Twenty-one students joined Phi Alpha Theta at the annual initiation banquet in February 2009. Irene Guenther and Tim McMahon were faculty advisors to PAT this year, which also held a number of events during the academic year, including a workshop on applying to graduate and law school and two “movie nights” (in which department faculty introduced and provided historical context for classic movies; Michael Donoghue did “Dr. Strangelove,” while Kristen Foster and Dave McDaniel handled “Easy Rider”). Lezlie Knox delivered the after-dinner talk at the initiation banquet. President Charles Keenan attended the regional PAT conference the Twin Cities in February.
Nicholas Baumgartner, the recipient of a Dean’s Merit Scholarship, will attend De Paul University School of Law in the fall.

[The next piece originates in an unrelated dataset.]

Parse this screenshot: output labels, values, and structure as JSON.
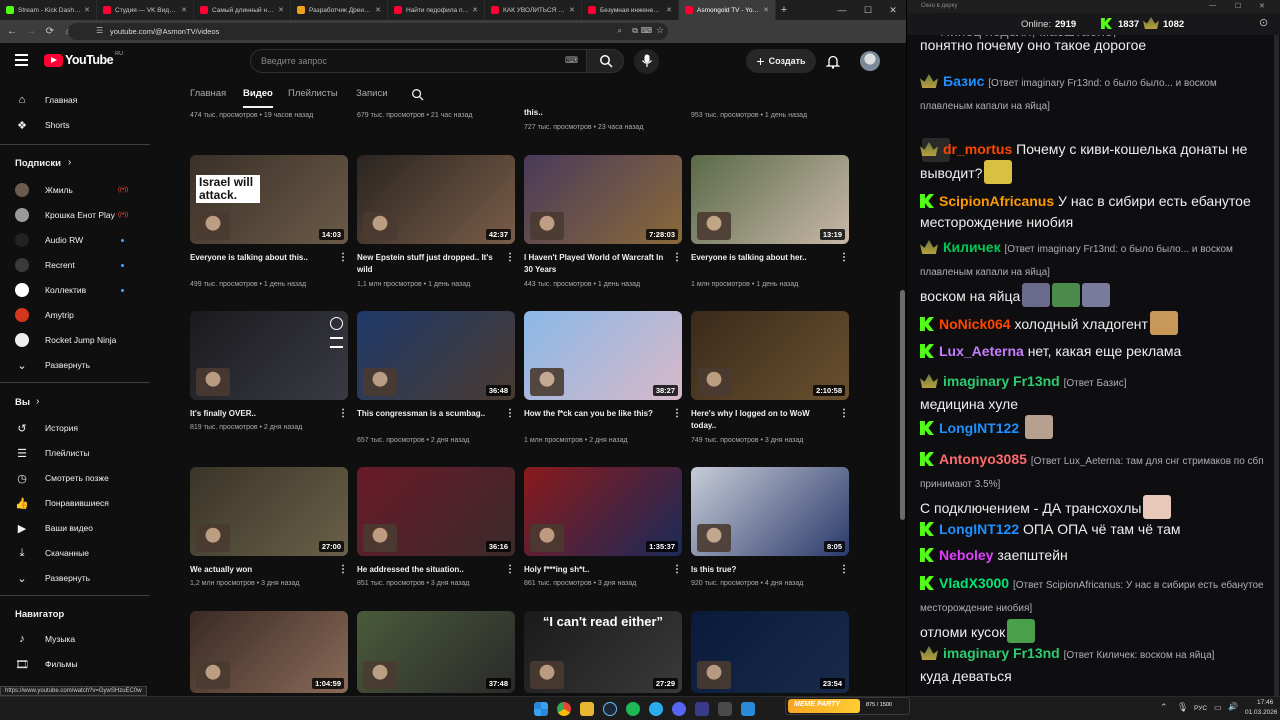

Danielle Decker and Chris McFadin earned recognition as the first Mellon-funded grant winners for the department’s new undergraduate research assistantships for 2009-2010. McFadin will be working with Dr. Julius Ruff and Decker will be working with Dr. Michael Donoghue.
Grete Engel was awarded a Dean’s scholarship to attend the New England Law School in Boston in the fall.
Nika Grabavoy will attend Valparaiso Law School in the fall.
Erik Heinrichs received his Ph.D. in early modern European history from Harvard University (June 2009). The dissertation examines the medical and religious innovations developed during the constant plague epidemics in early modern Germany. He was first introduced to his primary sources by Ronald Zupko while he was an undergraduate at Marquette.
Mark Kelley won the Library’s Maria Dittman Research Paper Competition in the undergraduate category for his paper “The Golden Age of Comic Books; Representations of American Culture from the Great Depression to the Cold War.” He wrote the paper in Kristen Foster’s Social and Cultural History of the United States course.
Charles Keenan, the Phi Alpha Theta Honor Society president for 2008-2009 and winner of the Boden Award for the outstanding history major for 2009, delivered a paper at the 17th Annual Clement S. Stacy Undergraduate Research Conference at Purdue University-Calumet. He will enter the PhD program at Northwestern University with a five-year guaranteed fellowship/assistantship package.
Phil Koski graduated cum laude and will be heading off to St. Louis University to study medieval history.
Dr. Lezlie Knox and Phil Koski after the Arts & Sciences graduation ceremony.
Emily Lonergan, who as part of the Pre-Law Scholars program completed her first year of law school as a senior, graduated in May and will begin her second year of studies at the MU Law School in the fall.
Marie Lynch, who was awarded a Loyola honors-at-entrance merit scholarship, will attend Loyola University Chicago in the fall.
Chris McFadin won the Jablonowski Award for his essay “The Nazi Conception of the Human Being” which he wrote in Irene Guenther’s Modern German History course.
Kathryn Rumer, who graduated with an Interdisciplinary Minor in Public History, will attend Louisiana State University to study for a Master’s in Library & Information Services with an archives specialization.
Nathan Viehl will attend law school at the University of Chicago in the fall.